My background is in organizational change management — the human side of change. I have a passion for helping people do their work better and faster.
Optimizing the human side of change was important when I worked in the healthcare industry, where doing work better and faster often significantly impacted patients and their families. It’s important in what I do as a First San Francisco Partners consultant, as well. Today, I work across multiple industries. One thing that remains a constant is the importance of supporting people who do the organization’s work so they can do their work better and faster.
An area I’ve been focusing on recently is data literacy. As an individual competency, it helps people better understand and work with data. As an organizational capability, it can truly drive efficiency and effectiveness as it develops a shared understanding and collective skill-set across the organization.
What is Data Literacy?
If you search online for a definition of data literacy, you’ll discover many — including these:
- Data literacy is the ability to read, write and communicate data in context, with an understanding of the data sources and constructs, analytical methods and techniques applied, and the ability to describe the use case application and resulting business value or outcome. (Gartner)

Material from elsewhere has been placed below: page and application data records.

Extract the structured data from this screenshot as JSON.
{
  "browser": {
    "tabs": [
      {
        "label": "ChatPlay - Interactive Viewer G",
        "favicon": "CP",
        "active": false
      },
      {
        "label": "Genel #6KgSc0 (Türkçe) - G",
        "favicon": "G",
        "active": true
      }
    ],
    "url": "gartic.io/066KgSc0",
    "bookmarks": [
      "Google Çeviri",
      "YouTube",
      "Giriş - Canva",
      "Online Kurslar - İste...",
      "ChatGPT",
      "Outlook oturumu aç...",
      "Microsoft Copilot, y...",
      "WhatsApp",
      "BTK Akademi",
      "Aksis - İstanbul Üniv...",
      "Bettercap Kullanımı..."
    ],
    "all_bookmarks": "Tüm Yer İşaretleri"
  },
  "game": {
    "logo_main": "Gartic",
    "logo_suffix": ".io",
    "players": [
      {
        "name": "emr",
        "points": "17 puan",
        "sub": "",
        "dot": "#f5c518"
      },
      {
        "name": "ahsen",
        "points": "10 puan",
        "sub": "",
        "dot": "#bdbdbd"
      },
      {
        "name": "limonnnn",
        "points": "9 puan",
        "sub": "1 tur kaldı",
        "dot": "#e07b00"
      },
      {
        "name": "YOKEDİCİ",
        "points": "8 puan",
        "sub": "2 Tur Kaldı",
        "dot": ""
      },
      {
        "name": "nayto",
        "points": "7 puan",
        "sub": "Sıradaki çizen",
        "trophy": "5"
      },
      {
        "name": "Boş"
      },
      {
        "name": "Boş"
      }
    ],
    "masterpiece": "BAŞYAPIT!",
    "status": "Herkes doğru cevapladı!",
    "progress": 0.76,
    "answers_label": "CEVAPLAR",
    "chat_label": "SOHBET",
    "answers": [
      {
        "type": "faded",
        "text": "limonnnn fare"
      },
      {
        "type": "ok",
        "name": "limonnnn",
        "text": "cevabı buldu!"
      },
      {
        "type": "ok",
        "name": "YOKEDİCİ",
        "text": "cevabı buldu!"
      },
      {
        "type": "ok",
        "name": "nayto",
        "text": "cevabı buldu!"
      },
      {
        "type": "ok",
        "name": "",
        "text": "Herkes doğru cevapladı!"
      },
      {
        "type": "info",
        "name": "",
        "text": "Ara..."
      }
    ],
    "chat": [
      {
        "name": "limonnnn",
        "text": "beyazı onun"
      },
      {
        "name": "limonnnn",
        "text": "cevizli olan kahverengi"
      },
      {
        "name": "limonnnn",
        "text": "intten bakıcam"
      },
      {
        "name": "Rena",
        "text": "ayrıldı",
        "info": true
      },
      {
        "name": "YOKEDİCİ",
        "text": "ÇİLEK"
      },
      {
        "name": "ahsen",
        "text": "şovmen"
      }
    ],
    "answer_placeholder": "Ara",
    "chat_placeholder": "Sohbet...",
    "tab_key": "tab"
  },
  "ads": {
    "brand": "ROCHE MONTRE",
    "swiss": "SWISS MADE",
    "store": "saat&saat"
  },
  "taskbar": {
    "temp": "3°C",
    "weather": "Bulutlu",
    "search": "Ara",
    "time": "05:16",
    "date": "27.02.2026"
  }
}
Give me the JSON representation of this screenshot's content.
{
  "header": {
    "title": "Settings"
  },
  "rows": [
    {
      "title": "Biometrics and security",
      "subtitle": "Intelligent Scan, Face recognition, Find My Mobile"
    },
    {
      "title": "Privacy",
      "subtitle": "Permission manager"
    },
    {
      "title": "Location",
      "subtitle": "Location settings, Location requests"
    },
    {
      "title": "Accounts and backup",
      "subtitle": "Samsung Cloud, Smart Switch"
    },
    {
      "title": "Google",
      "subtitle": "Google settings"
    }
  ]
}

- Data literacy is the ability of a company’s employees to understand and work with data to the appropriate degree. (MIT)
- Data literacy is the ability to read, work with, analyze and communicate with data. It’s a skill that empowers all levels of workers to ask the right questions of data and machines, build knowledge, make decisions and communicate meaning to others. (Qlik)
- Data literacy is the critical ability to derive meaningful insights from data and apply them in a way that benefits your organization. (Deloitte)
Though each organization and individual may have different definitions of data literacy, I would guess there’s a common thread — something along the lines of “the ability of individuals to use and communicate with data.”
As an individual competency, data literacy helps people better understand and work with data. As an organizational capability, it can truly drive efficiency and effectiveness as it develops a common understanding and collective skillset across the organization.
Why It’s Time for Data Literacy 2.0
In our fast-paced, super-connected world, where much of our work is done collaboratively, the ability to communicate is critical. And time is of the essence. It’s not enough for individuals to be able to use and communicate with data. To truly derive a benefit from data literacy — and take things to the 2.0 level — it needs to be viewed as a team (and organizational) capability. Because when teams come to the table with a consistent understanding of data, they can spend more time using data to make decisions. With suitable systems and structures in place to support access to and use of high-quality data, data-driven decisions are more meaningful and impactful.
“Data Literacy 2.0,” then, is viewing data literacy as an organizational capability that enables individuals to make data-driven decisions.
To bring Data Literacy 2.0 into your organization, focus on these three areas:
- Data learning – Offer learning opportunities so people can develop data competencies.
- Data access – Provide ready access to high-quality, governed data.
- Data solutions – Implement solutions that enable data governance, management, access and analysis.
Data-Focused Competencies with a Human Touch
In my experience, a lot of data literacy practice and research focuses primarily (if not solely) on developing the knowledge and skills needed to make decisions with data. This is absolutely critical. People are the ones making decisions, so they need the competencies to do so.
However, I’m not talking about developing knowledge and skills for the sake of acquiring knowledge and skills. Data Literacy 2.0 is about growing knowledge and skills in a specific context — and using data to make decisions. Because what good are competencies if you don’t have the data or tools to use them?
For Data Literacy 2.0 to thrive in your organization, make sure your efforts are focused on the right competencies that enable and empower everyone to create, locate, understand, use and explain high-quality, governed data. Access to accurate, consistent and timely data will be critical, as I mentioned, and governance’s role is to support and enforce data structure and standards.
Having the right technology and tools that enable sound governance and use of data will be important as well, so your data-literate organization has ready access to the data it needs.
While Data Literacy 2.0 might sound like a lofty goal, it’s within your reach. Focus on meaningful competencies and an understanding of the human side of change and you will get there.